* Problem to solve *
Every line below that holds the string "accent" should be copied out.

-- Provided data follows --

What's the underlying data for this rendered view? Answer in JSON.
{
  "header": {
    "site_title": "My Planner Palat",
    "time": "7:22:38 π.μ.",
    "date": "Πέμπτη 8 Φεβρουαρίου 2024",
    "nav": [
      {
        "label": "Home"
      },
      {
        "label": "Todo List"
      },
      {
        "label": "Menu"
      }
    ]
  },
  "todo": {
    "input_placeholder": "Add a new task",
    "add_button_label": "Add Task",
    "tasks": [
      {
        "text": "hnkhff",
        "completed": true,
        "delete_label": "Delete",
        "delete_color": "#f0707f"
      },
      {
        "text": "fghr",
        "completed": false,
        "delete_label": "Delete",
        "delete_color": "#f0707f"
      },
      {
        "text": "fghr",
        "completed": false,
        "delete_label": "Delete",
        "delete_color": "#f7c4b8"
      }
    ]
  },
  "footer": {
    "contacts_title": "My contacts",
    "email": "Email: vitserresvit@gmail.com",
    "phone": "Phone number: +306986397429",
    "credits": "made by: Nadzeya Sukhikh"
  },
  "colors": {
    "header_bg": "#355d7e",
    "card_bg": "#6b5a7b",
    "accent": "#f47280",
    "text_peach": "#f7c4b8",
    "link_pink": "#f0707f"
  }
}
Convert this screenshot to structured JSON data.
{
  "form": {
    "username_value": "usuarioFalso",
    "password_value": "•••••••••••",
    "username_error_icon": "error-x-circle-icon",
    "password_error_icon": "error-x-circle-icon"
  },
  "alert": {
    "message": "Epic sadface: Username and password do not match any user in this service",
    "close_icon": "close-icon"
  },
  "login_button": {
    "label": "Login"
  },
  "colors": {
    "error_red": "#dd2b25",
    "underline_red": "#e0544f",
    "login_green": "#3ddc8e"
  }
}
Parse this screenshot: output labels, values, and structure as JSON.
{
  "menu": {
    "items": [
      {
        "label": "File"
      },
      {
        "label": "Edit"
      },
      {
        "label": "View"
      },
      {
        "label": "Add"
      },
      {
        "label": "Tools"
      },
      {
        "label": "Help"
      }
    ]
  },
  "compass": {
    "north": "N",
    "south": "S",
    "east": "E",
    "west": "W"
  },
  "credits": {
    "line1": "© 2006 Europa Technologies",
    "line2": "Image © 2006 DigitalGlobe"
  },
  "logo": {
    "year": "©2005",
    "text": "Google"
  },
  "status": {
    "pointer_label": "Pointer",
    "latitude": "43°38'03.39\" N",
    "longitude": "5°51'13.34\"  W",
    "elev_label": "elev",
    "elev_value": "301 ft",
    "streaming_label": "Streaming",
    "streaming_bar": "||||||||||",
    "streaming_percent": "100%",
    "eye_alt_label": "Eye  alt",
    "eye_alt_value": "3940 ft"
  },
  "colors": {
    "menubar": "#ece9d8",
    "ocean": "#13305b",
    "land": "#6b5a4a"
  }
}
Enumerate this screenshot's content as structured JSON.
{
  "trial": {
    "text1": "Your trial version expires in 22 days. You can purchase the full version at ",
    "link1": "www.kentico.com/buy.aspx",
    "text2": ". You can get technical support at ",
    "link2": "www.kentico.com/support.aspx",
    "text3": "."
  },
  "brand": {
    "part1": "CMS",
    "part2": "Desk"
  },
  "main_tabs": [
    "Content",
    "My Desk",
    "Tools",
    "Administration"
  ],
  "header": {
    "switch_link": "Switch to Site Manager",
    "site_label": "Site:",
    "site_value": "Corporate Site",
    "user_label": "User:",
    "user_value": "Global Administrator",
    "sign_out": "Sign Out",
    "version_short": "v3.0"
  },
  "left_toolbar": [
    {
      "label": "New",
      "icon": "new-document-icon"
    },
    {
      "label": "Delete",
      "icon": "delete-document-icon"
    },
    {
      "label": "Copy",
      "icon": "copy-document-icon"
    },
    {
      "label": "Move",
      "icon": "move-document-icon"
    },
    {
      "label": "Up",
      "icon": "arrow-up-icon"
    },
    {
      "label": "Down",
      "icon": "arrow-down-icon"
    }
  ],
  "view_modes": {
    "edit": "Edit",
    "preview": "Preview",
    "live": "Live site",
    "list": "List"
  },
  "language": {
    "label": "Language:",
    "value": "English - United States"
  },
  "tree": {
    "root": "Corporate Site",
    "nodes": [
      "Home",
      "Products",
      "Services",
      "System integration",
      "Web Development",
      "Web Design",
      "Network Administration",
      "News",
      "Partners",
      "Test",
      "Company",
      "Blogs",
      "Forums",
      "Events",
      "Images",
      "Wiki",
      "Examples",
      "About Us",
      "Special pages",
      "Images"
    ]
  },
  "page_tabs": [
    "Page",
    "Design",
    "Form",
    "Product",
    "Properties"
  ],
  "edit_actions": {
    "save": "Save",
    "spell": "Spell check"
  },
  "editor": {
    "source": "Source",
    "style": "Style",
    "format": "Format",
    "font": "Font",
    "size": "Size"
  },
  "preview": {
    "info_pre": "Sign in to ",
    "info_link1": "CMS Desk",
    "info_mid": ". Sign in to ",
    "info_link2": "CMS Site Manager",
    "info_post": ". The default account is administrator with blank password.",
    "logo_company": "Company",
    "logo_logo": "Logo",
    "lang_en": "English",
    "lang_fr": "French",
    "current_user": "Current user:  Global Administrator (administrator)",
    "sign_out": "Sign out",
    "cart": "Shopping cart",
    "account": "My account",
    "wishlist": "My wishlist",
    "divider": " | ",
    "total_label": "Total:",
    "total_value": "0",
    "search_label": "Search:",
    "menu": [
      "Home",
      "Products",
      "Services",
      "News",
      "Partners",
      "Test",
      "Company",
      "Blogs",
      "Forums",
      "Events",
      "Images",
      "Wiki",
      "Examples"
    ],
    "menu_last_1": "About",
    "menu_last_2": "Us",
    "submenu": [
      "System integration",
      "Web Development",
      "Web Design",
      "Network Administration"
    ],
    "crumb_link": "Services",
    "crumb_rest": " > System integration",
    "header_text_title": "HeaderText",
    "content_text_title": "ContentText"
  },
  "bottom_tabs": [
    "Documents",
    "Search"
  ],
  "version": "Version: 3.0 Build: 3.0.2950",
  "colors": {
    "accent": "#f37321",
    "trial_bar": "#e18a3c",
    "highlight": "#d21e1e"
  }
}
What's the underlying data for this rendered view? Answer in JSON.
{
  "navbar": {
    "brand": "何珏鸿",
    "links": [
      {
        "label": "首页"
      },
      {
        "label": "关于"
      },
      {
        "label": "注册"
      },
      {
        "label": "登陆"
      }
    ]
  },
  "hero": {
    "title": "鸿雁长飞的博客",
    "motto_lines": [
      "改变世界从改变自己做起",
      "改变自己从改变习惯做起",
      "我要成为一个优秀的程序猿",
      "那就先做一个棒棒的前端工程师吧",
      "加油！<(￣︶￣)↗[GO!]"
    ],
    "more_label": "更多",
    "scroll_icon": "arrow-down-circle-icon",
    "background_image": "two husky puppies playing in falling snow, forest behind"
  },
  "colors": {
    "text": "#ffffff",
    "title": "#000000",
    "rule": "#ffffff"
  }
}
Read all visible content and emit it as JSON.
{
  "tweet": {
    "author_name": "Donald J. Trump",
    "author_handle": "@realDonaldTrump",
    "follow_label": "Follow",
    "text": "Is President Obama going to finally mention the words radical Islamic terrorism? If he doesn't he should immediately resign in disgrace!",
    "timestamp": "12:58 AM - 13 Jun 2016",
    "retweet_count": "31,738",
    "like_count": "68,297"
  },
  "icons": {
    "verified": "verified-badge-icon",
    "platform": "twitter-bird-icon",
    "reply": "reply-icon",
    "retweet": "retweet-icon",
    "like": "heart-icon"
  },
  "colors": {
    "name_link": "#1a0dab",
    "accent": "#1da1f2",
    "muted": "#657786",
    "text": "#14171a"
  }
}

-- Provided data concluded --

* Final answer *
    "accent": "#f47280",
    "accent": "#f37321",
    "accent": "#1da1f2",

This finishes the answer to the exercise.